I had a chance to sample one of the 100 bottles this past Wednesday, at a dinner at Le Bernadin. Along with about 30 other journalists, I had a fantastic multi-course meal with wine pairings, punctuated by samples from the Glenlivet range: the 18, XXV (25), and 50.

All three scotches are typical of the Glenlivet style–honeyed, lightly fruity, tasting of toffee and a hint of barley malt, and only the barest, lightest hint of smoke. The 1964 was barreled in used bourbon casks, and for the age it has on it, it didn’t taste woody at all. I found that, all told, it had lighter, more subtle flavors than the 18 or XXV, though I was enjoying it after rounds of seafood and wine, and so my palate may have been a bit dulled.

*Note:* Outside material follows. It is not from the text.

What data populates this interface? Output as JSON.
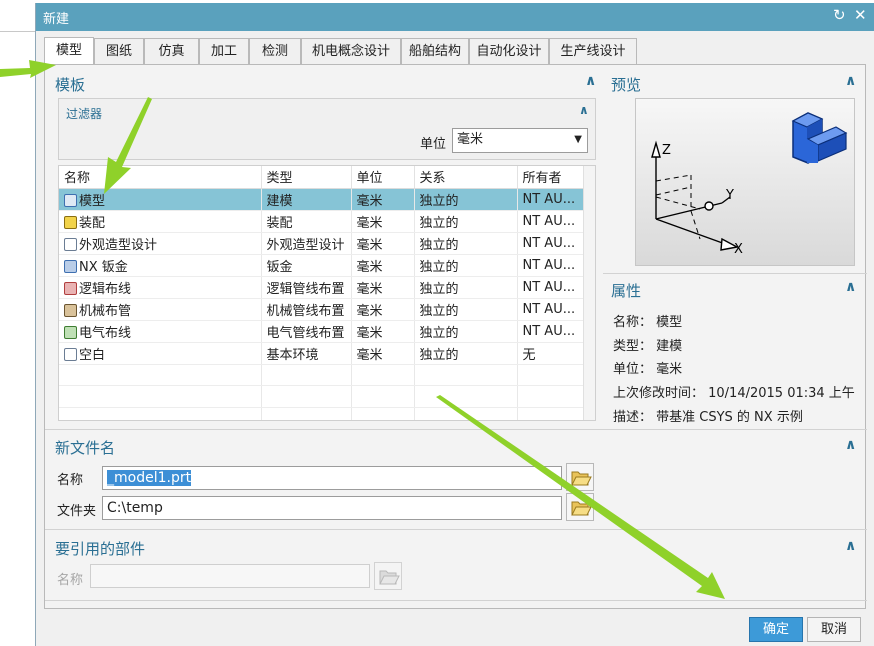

All in all, this is clearly a whisky for collectors. Scotch, after all, is a luxury good, and all luxury markets have to cater to the collector segment. Glenlivet has put together a beautiful package and a tasty dram. If only I had the $25,000. Anyone in the market for kids?